Most variable phase in cell cycle G1
G0 Phase of cell cycle Resting phase; stable parenchymal cells
G1 Phase of cell cycle Synthesis of RNA, protein, organelles, and cyclin D; DNA repair; most variable phase
S Phase of cell cycle Synthesis of DNA, RNA, protein; double the amount of genomic material
G2 Phase of cell cycle Synthesis of tubulin, necessary for formation of the mitotic spindle
Silent mutation mutation codes for same aa -- no phenotypic change
Missense mutation different aa -- phenotypic change
Nonsense mutation codes for stop codon --> premature termination of protein synthesis

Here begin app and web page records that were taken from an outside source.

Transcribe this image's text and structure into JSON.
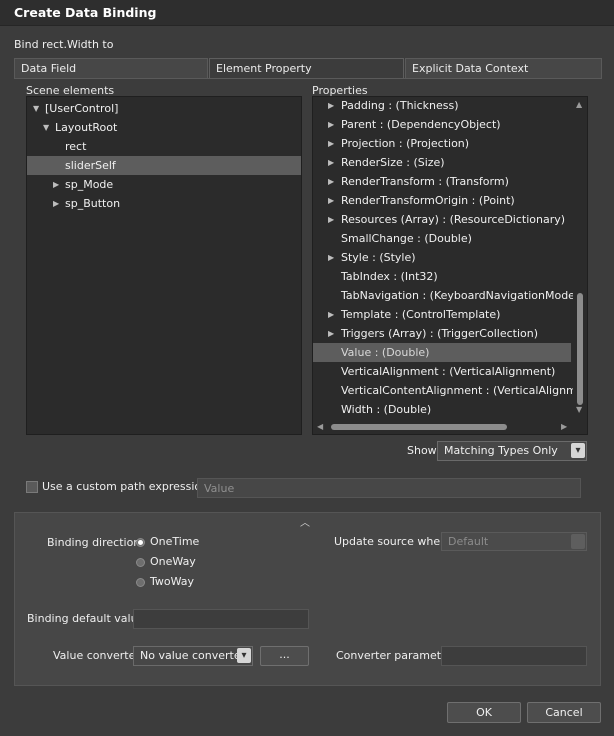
{
  "window": {
    "title": "Create Data Binding"
  },
  "bind_label": "Bind rect.Width to",
  "tabs": [
    {
      "label": "Data Field"
    },
    {
      "label": "Element Property"
    },
    {
      "label": "Explicit Data Context"
    }
  ],
  "scene": {
    "label": "Scene elements",
    "items": [
      {
        "label": "[UserControl]",
        "expand": "▼"
      },
      {
        "label": "LayoutRoot",
        "expand": "▼"
      },
      {
        "label": "rect",
        "expand": ""
      },
      {
        "label": "sliderSelf",
        "expand": ""
      },
      {
        "label": "sp_Mode",
        "expand": "▶"
      },
      {
        "label": "sp_Button",
        "expand": "▶"
      }
    ]
  },
  "properties": {
    "label": "Properties",
    "items": [
      {
        "label": "Padding : (Thickness)",
        "expand": "▶"
      },
      {
        "label": "Parent : (DependencyObject)",
        "expand": "▶"
      },
      {
        "label": "Projection : (Projection)",
        "expand": "▶"
      },
      {
        "label": "RenderSize : (Size)",
        "expand": "▶"
      },
      {
        "label": "RenderTransform : (Transform)",
        "expand": "▶"
      },
      {
        "label": "RenderTransformOrigin : (Point)",
        "expand": "▶"
      },
      {
        "label": "Resources (Array) : (ResourceDictionary)",
        "expand": "▶"
      },
      {
        "label": "SmallChange : (Double)",
        "expand": ""
      },
      {
        "label": "Style : (Style)",
        "expand": "▶"
      },
      {
        "label": "TabIndex : (Int32)",
        "expand": ""
      },
      {
        "label": "TabNavigation : (KeyboardNavigationMode)",
        "expand": ""
      },
      {
        "label": "Template : (ControlTemplate)",
        "expand": "▶"
      },
      {
        "label": "Triggers (Array) : (TriggerCollection)",
        "expand": "▶"
      },
      {
        "label": "Value : (Double)",
        "expand": ""
      },
      {
        "label": "VerticalAlignment : (VerticalAlignment)",
        "expand": ""
      },
      {
        "label": "VerticalContentAlignment : (VerticalAlignment)",
        "expand": ""
      },
      {
        "label": "Width : (Double)",
        "expand": ""
      }
    ]
  },
  "show": {
    "label": "Show",
    "value": "Matching Types Only",
    "chevron": "▾"
  },
  "custom_path": {
    "label": "Use a custom path expression",
    "placeholder": "Value"
  },
  "collapse_glyph": "︿",
  "binding_direction": {
    "label": "Binding direction",
    "options": [
      "OneTime",
      "OneWay",
      "TwoWay"
    ],
    "selected": "OneTime"
  },
  "update_source": {
    "label": "Update source when",
    "value": "Default"
  },
  "binding_default": {
    "label": "Binding default value",
    "value": ""
  },
  "value_converter": {
    "label": "Value converter",
    "value": "No value converter",
    "chevron": "▾",
    "more_label": "..."
  },
  "converter_parameter": {
    "label": "Converter parameter",
    "value": ""
  },
  "buttons": {
    "ok": "OK",
    "cancel": "Cancel"
  },
  "scroll_glyphs": {
    "up": "▲",
    "down": "▼",
    "left": "◀",
    "right": "▶"
  }
}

Transition mutation purine substitution for purine (A for G, or vice versa) or pyrimidine substitution for a pyrimidine (C for T or vice versa)

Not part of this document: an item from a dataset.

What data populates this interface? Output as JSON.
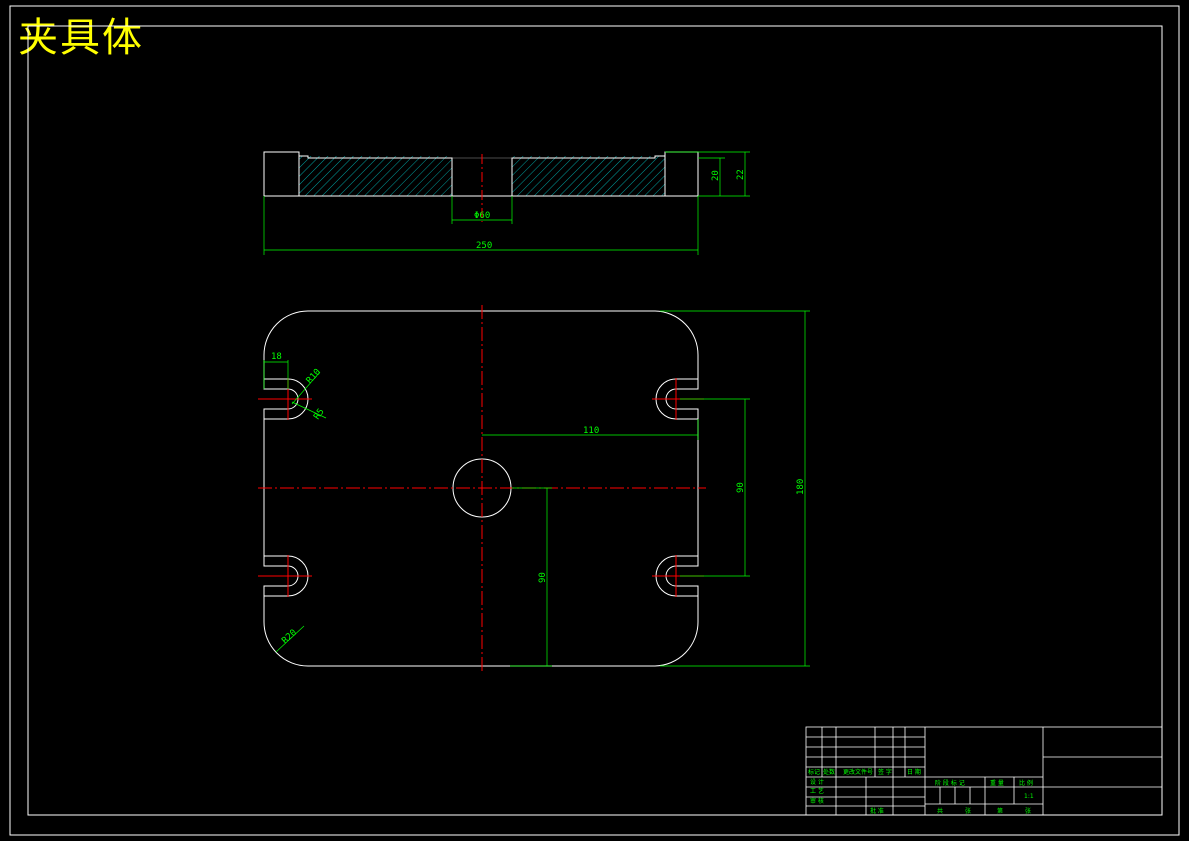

Transversion mutation Purine (A or G) replaces a pyrimidine (C or T)
Name the purines and pyrimidine and tell which attaches to which in DNA. Purines = A and G (purAGe), Pyrimidines = C and T (pyrTC); A-T, C-G
Barr body In females (usually), the X chromosome that is inactivated and attached to the nuclear membrane
What is the difference between nondisjunction and mosaicism? Nondisjunction is the unequal separation of chromosomes in meiosis -- 22 or 24 chromosomes end up in the gamete. Mosaicism is the unequal separation of chromosomes in mitosis.
Mitrochondial DNA disorders inherited from whom? Mother because sperms lose their mitochondria so all a person's mitochondria comes from mom.
What happens in embryonic sexual differentiation when there is no Y chromosome? Wolffian ducts --> apoptosis. The default pathway is to have keep the female structures.
What happens in embryonic sexual differentiation when there is a Y chromosome? Sertoli cells make MIF (Mullerian inhibitory factor) --> Mullerian ducts --> apoptosis --> keep male structures.
what is genetic anticipation? phenomenon whereby a disease presents at an earlier age (with deeper penetrance) as it's passed down through generations; happens with trinucleotide repeat diseases
name three trinucleotide repeat diseases Huntington's, Duchenne muscular dystrophy, fragile X. TriNUC (3 bombs): 3D (Duchenne) Hunting -- aim for the X.
What is a chromosomal pericentric inversion? An inversion in which the breakpoints occur on both arms of a chromosome. The inverted segment includes the centromere. perI --> Includes centromere.
What is a chromosomal paracentric inversion? An inversion in which the breakpoints occur on both arms of a chromosome. The inverted segment does NOT include the centromere. perI --> INcludes centromere. parA doesn't have an I so it doesn't INclude.
What is a restriction fragment length polymorphism? RFLP. a variation in the DNA sequence of a genome which can be detected by a laboratory technique known as gel electrophoresis; important in genome mapping & locating genetic disease genes. The basic technique for detecting RFLPs involves the fragmentat
Resistance transfer factor bacterial plasmid that encodes one or more drug resistance genes & has capability of mediating its own transfer to another bacterium during conjugation. Most have formed by the accumulation of transposons into fertility factor plasmids.
How do transposons insert themselves into a new location? site-specific recombination. Flanking DNA sequences of a transposon are indirect repeats that are complimentary and antiparallel to one another. SSR is when transposons create direct repeats to insert their mobile DNA.
tra operon Transfer operon. Genes necessary for non-sexual transfer of genetic material in bacteria. The tra genes encode proteins which are useful for the propagation of the plasmid from the host cell to a compatible donor cell or maintenance of the plasmid.
mutations involved in adenoma carcinoma of colon APC, RAS, TP53
Mutations in DNA mismatch genes Colon cancer
germline mutation of NF2 gene at long arm of chromosome 22 (22q) bilateral acoustic neuroma (tumor on CN8 - acoustic nerve)
germline mutation of NF1 gene at long arm of chromosome 17 (17q11) neurofibromatosis type 1
Name two genetic mechanisms that can lead to either Angelman syndrome or Prader Willi. Genomic imprinting or uniparental disomy.
Created by: christinapham